(Dataset excerpts)

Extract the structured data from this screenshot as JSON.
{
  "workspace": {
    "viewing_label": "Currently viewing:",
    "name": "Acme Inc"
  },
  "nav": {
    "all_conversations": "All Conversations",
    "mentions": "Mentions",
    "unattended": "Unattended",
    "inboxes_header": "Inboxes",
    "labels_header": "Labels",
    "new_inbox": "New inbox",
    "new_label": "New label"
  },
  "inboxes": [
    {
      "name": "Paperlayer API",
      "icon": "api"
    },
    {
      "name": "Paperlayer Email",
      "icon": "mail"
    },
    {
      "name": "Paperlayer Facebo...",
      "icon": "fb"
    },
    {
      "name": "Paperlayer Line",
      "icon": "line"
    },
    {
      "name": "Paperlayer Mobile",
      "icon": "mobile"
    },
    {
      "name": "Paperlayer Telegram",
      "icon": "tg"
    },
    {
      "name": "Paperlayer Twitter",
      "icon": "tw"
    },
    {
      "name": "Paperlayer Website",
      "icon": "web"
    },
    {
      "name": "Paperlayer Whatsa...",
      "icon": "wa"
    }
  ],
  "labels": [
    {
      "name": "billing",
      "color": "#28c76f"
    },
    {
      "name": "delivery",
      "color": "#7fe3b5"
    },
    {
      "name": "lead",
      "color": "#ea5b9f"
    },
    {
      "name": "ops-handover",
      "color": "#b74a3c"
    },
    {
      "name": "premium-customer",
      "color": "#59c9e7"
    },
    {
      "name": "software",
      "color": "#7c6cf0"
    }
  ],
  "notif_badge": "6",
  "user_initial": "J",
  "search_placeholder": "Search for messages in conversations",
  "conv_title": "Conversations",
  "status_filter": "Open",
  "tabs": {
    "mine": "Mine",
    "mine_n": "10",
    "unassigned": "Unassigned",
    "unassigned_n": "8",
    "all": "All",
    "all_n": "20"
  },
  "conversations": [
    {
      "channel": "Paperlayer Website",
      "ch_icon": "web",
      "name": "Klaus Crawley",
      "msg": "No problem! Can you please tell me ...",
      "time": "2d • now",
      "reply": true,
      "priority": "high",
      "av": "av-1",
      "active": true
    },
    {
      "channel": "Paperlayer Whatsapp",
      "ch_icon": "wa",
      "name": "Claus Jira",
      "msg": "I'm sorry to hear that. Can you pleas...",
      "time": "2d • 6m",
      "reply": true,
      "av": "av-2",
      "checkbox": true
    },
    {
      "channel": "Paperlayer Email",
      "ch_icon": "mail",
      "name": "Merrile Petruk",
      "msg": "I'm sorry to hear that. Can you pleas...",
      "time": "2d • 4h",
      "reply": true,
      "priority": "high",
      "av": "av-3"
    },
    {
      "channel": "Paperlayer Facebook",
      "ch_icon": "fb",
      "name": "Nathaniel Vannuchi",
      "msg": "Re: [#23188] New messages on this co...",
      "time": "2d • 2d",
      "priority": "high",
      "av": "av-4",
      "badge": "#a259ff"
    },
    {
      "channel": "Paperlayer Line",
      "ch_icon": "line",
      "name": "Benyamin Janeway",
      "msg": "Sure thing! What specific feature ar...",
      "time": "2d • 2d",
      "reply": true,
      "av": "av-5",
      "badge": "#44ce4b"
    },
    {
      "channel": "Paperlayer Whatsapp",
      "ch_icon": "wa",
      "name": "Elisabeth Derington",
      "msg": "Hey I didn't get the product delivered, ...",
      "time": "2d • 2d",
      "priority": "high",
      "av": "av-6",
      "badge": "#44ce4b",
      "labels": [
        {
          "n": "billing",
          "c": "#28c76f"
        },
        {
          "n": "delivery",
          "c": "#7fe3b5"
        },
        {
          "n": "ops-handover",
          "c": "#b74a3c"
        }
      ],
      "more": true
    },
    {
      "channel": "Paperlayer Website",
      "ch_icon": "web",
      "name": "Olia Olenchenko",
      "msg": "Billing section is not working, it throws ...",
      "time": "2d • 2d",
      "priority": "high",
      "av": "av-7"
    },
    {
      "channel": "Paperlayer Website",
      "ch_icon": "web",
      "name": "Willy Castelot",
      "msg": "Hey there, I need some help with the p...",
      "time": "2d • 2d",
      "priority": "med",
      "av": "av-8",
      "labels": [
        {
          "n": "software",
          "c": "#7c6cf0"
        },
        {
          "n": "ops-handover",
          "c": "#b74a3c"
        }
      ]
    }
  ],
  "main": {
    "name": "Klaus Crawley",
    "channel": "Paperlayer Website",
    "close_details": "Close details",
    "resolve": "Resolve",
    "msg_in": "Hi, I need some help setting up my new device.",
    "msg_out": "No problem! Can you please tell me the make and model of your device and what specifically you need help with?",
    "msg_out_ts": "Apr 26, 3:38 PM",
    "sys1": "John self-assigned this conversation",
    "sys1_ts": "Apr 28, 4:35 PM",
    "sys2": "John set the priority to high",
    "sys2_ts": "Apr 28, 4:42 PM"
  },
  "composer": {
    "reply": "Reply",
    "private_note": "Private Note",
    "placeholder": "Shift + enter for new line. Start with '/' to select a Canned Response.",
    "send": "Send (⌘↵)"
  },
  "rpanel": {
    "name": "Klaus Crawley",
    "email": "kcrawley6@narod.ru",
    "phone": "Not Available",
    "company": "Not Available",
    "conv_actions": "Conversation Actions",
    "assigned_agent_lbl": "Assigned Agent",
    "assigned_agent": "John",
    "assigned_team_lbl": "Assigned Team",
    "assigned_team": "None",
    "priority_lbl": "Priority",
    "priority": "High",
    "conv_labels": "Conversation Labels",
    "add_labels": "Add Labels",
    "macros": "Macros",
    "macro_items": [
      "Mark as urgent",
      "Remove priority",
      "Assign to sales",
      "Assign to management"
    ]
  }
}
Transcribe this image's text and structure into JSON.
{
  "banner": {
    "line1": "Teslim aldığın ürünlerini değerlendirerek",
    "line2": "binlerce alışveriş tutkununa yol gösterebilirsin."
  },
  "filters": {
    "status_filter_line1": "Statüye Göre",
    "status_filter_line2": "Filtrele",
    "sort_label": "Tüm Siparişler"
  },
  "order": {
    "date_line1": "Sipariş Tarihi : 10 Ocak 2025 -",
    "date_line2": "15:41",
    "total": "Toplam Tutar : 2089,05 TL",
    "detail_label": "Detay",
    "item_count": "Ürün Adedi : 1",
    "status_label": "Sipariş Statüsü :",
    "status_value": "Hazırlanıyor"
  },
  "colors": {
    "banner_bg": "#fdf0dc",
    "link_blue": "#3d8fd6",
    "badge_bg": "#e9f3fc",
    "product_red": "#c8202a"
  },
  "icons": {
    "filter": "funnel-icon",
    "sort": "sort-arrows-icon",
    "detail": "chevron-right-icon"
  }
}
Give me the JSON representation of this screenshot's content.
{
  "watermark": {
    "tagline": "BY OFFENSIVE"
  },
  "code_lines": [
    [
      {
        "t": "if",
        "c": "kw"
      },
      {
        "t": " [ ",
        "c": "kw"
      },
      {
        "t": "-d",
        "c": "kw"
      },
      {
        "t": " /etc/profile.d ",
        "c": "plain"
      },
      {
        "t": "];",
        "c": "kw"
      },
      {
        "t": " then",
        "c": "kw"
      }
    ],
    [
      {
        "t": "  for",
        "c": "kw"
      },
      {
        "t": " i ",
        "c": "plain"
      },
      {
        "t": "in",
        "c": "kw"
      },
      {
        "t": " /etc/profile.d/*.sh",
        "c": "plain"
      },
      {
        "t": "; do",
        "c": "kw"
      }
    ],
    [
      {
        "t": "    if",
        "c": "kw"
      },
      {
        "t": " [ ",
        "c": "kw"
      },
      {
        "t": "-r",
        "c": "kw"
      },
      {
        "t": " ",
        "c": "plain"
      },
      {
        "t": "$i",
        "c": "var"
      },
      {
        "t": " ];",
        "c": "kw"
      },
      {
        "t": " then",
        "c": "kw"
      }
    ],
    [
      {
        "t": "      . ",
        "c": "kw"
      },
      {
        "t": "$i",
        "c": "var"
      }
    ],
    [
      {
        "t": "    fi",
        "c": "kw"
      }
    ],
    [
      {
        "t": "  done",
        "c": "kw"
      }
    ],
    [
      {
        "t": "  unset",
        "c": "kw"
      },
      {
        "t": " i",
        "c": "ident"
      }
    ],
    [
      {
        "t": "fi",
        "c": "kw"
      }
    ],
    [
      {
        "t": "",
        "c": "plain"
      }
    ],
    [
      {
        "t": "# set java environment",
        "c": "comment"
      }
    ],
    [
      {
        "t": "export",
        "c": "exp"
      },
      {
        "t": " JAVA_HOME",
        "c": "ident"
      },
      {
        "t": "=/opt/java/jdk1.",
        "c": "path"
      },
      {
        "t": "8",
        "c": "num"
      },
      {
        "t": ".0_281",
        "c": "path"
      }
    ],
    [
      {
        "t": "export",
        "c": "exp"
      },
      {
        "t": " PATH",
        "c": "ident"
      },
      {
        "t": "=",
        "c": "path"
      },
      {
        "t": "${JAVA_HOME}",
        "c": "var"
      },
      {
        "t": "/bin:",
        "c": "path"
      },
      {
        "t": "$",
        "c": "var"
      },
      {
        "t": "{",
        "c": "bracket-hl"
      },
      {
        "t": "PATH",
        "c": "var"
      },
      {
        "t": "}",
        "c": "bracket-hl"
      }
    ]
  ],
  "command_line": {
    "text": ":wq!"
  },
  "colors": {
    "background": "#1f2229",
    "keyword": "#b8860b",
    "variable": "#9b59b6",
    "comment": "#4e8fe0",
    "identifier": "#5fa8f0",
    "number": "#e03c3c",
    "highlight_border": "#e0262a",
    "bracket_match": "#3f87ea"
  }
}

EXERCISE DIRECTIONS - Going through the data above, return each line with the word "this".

EXPECTED ANSWER -
Extract the structured data from this screenshot as JSON.
      "msg": "Re: [#23188] New messages on this co...",
    "sys1": "John self-assigned this conversation",
Transcribe this image's text and structure into JSON.
Give me the JSON representation of this screenshot's content.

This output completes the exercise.